Tomorrow at midnight the much anticipated release of Halo 3 happens ... and like Halo 2 release I'll be outside a game store with my 15 year old son for hours so he can get it, on a school night at midnight. Estimates over a million copies pre-sold (we're in that count) and 2.5 million copies may be sold first day. Many electronics stores have "Halo 3 Countdown" widget (pic) on web sites.
With those staggering numbers, association executives shouldn't ignore the volume who game, and potential impact as they're current/future employees, CEOs and members. "Halo effect" often refers to having a positive impression of someone or something based on a first attribute (such as being beautiful) or past experience (such as Apple products) -- where one or few positives leads to belief there are many more positive attributes.
Random observations of how Halo 3 can have a "Halo effect" ....
1. Gamers in Halo have to be collaborative to be successful. My son routinely shows others in his "clan" (gaming group) how to improve, so he can win. Also have to be good at multi-tasking and problem-solving.
2. Possible there's more "leadership development" in years of gaming than a day-long leadership seminar or retreat with instructors. Ask a gamer about leadership.

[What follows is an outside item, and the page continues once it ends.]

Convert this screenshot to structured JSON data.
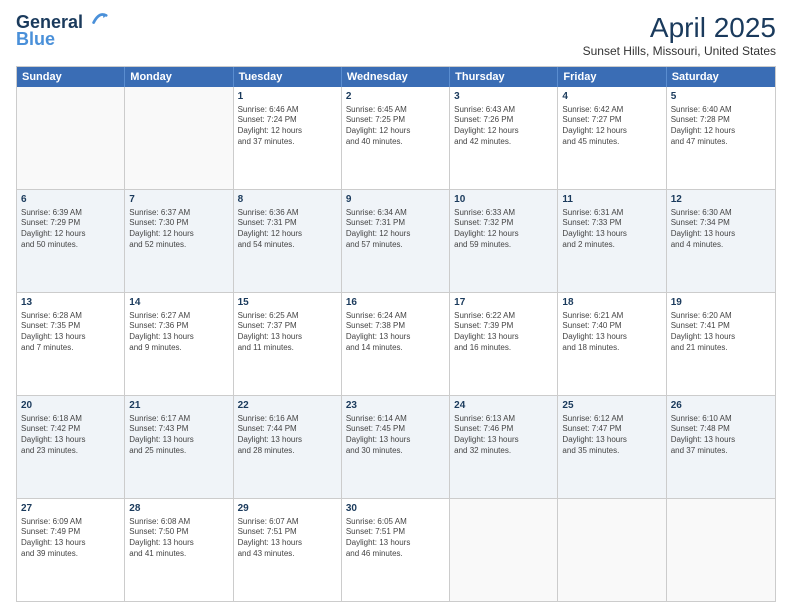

3. Failure is part of gaming experience - leads to future success. Are we willing to take chances, and "fail our way to success"?
4. Do we create a buzz for product or program releases? Where's the countdown widget on our association sites?

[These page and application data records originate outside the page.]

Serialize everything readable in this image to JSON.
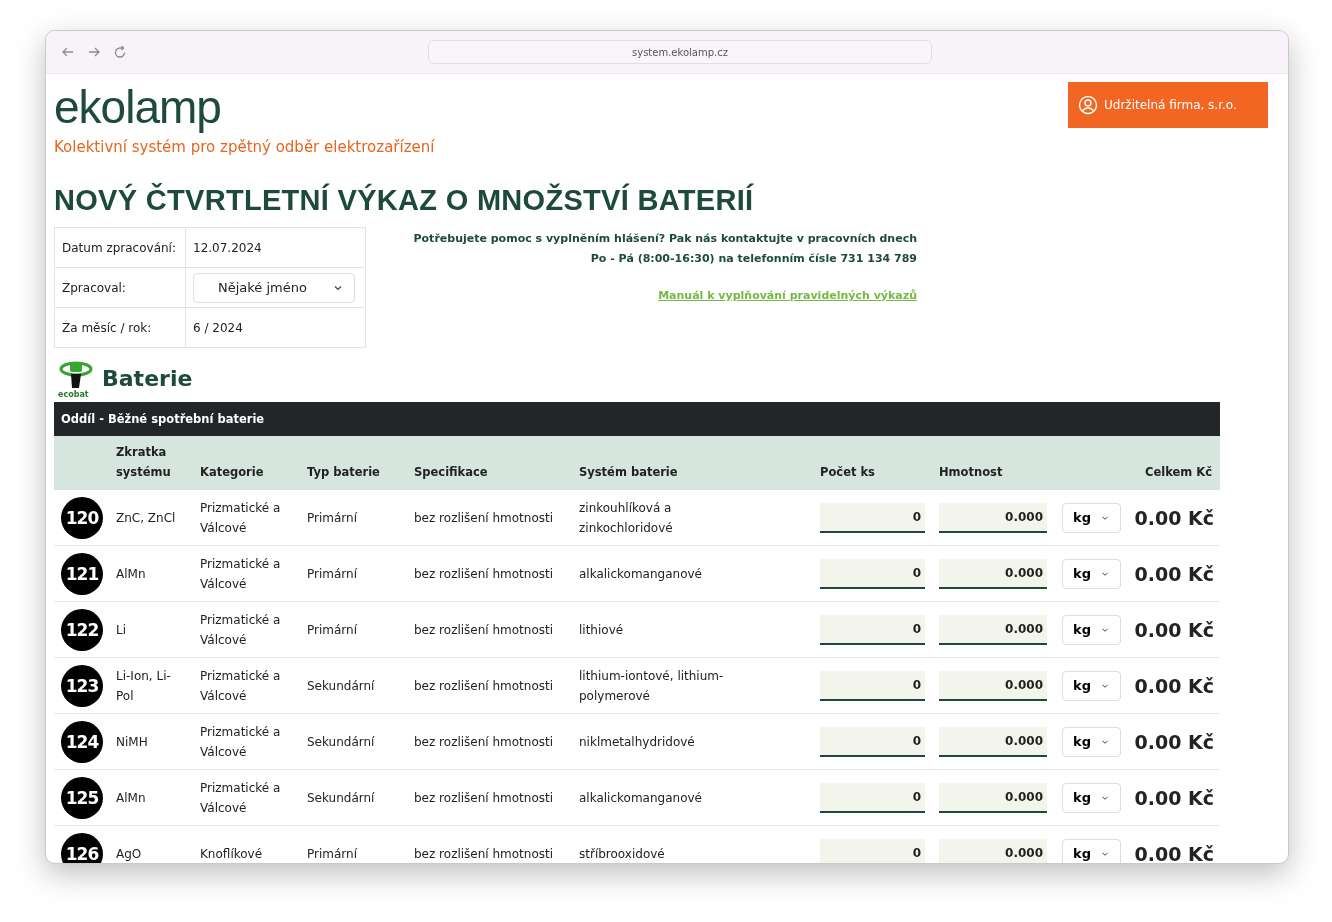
{
  "browser": {
    "url": "system.ekolamp.cz"
  },
  "header": {
    "logo": "ekolamp",
    "tagline": "Kolektivní systém pro zpětný odběr elektrozařízení",
    "account": "Udržitelná firma, s.r.o."
  },
  "title": "NOVÝ ČTVRTLETNÍ VÝKAZ O MNOŽSTVÍ BATERIÍ",
  "info": [
    {
      "kind": "text",
      "label": "Datum zpracování:",
      "value": "12.07.2024"
    },
    {
      "kind": "select",
      "label": "Zpracoval:",
      "value": "Nějaké jméno"
    },
    {
      "kind": "text",
      "label": "Za měsíc / rok:",
      "value": "6 / 2024"
    }
  ],
  "help": {
    "lines": [
      "Potřebujete pomoc s vyplněním hlášení? Pak nás kontaktujte v pracovních dnech",
      "Po - Pá (8:00-16:30) na telefonním čísle 731 134 789"
    ],
    "link": "Manuál k vyplňování pravidelných výkazů"
  },
  "section": {
    "logo_text": "ecobat",
    "title": "Baterie",
    "subsection": "Oddíl - Běžné spotřební baterie"
  },
  "table": {
    "columns": [
      "Zkratka systému",
      "Kategorie",
      "Typ baterie",
      "Specifikace",
      "Systém baterie",
      "Počet ks",
      "Hmotnost",
      "Celkem Kč"
    ],
    "rows": [
      {
        "code": "120",
        "abbr": "ZnC, ZnCl",
        "category": "Prizmatické a Válcové",
        "type": "Primární",
        "spec": "bez rozlišení hmotnosti",
        "system": "zinkouhlíková a zinkochloridové",
        "count": "0",
        "weight": "0.000",
        "unit": "kg",
        "total": "0.00 Kč"
      },
      {
        "code": "121",
        "abbr": "AlMn",
        "category": "Prizmatické a Válcové",
        "type": "Primární",
        "spec": "bez rozlišení hmotnosti",
        "system": "alkalickomanganové",
        "count": "0",
        "weight": "0.000",
        "unit": "kg",
        "total": "0.00 Kč"
      },
      {
        "code": "122",
        "abbr": "Li",
        "category": "Prizmatické a Válcové",
        "type": "Primární",
        "spec": "bez rozlišení hmotnosti",
        "system": "lithiové",
        "count": "0",
        "weight": "0.000",
        "unit": "kg",
        "total": "0.00 Kč"
      },
      {
        "code": "123",
        "abbr": "Li-Ion, Li-Pol",
        "category": "Prizmatické a Válcové",
        "type": "Sekundární",
        "spec": "bez rozlišení hmotnosti",
        "system": "lithium-iontové, lithium-polymerové",
        "count": "0",
        "weight": "0.000",
        "unit": "kg",
        "total": "0.00 Kč"
      },
      {
        "code": "124",
        "abbr": "NiMH",
        "category": "Prizmatické a Válcové",
        "type": "Sekundární",
        "spec": "bez rozlišení hmotnosti",
        "system": "niklmetalhydridové",
        "count": "0",
        "weight": "0.000",
        "unit": "kg",
        "total": "0.00 Kč"
      },
      {
        "code": "125",
        "abbr": "AlMn",
        "category": "Prizmatické a Válcové",
        "type": "Sekundární",
        "spec": "bez rozlišení hmotnosti",
        "system": "alkalickomanganové",
        "count": "0",
        "weight": "0.000",
        "unit": "kg",
        "total": "0.00 Kč"
      },
      {
        "code": "126",
        "abbr": "AgO",
        "category": "Knoflíkové",
        "type": "Primární",
        "spec": "bez rozlišení hmotnosti",
        "system": "stříbrooxidové",
        "count": "0",
        "weight": "0.000",
        "unit": "kg",
        "total": "0.00 Kč"
      }
    ]
  }
}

5. Gamers already oriented to world without geographic barriers - bring that to workforce. Online gaming is with kid next door, cousin across country, friends from class, others throughout world. Not loner experience as often perceived - broader and more interactive than most who don't game.

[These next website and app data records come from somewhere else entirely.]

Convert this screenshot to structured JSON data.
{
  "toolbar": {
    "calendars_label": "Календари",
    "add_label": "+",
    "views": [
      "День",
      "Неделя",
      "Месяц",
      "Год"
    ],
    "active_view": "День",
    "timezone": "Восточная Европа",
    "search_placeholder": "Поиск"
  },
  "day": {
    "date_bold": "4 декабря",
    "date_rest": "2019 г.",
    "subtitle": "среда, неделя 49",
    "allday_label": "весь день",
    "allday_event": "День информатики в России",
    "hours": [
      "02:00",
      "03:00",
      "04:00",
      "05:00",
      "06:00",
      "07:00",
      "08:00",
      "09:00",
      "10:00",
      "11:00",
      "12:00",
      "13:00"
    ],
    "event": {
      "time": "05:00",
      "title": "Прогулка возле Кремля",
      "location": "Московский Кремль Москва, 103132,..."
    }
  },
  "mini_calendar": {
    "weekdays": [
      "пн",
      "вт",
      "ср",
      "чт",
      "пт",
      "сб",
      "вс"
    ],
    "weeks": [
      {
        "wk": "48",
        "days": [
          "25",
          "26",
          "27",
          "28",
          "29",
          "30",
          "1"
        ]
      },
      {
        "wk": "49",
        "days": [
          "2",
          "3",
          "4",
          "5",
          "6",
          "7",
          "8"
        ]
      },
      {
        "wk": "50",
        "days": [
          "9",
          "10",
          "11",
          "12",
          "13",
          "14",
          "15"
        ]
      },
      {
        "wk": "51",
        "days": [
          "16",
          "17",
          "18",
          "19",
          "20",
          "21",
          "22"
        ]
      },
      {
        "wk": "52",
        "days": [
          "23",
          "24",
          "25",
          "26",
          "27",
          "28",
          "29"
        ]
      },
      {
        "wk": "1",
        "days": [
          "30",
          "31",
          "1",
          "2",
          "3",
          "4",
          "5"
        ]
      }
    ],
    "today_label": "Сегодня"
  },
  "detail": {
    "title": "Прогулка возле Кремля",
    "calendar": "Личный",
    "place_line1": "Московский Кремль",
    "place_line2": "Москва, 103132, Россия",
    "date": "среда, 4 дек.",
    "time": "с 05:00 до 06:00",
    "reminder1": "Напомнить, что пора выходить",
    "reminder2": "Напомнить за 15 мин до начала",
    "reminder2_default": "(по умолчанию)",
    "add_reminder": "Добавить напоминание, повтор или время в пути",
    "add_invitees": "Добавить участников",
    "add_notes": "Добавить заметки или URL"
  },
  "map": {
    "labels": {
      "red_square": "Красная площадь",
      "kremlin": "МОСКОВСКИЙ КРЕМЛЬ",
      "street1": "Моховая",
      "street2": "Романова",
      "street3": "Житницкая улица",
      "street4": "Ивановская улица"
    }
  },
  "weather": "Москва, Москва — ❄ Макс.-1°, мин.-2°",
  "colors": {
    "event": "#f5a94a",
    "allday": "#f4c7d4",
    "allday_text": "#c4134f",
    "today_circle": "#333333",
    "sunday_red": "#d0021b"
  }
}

6. Endorsement potential for best gamers higher than many professional sports athletes. Considered cyber-sport by this generation, even if parents don't think so. If targeting demographics, have you thought about gamers?
7. Builds technical skills. Reports that surgeons who game better at technical part of certain procedures than non-gamers.
8. What will gamers think when have on-line or other experience with our associations -- for education, research and collaboration. Do we seek them out to help improve our development?
9. Gamers don't see down side to honesty, even if negative comments. Leads to improvement.
Very impressed with association executive Jason Della Rocca from International Game Developers Association (IGDA). His membership largely under 30 and industry that embraces best of gaming qualities, because it has to. Very creative association, site, approach, individual. Jason guest-blogged at ASAE2007 and posted negative (and positive) comments about programs. My guess is comments will be considered by future planning group, and reflect opinion of others who worry about "being negative" and don't post. And to give ASAE credit, they encouraged post and then made him regular guest blogger. What approach do associations often take with encouraging honesty and insight about their programs?
If many members (and employees) are likely among the huge demographic that game, do we provide a collaborative environment where they want to participate? Where's our Halo effect?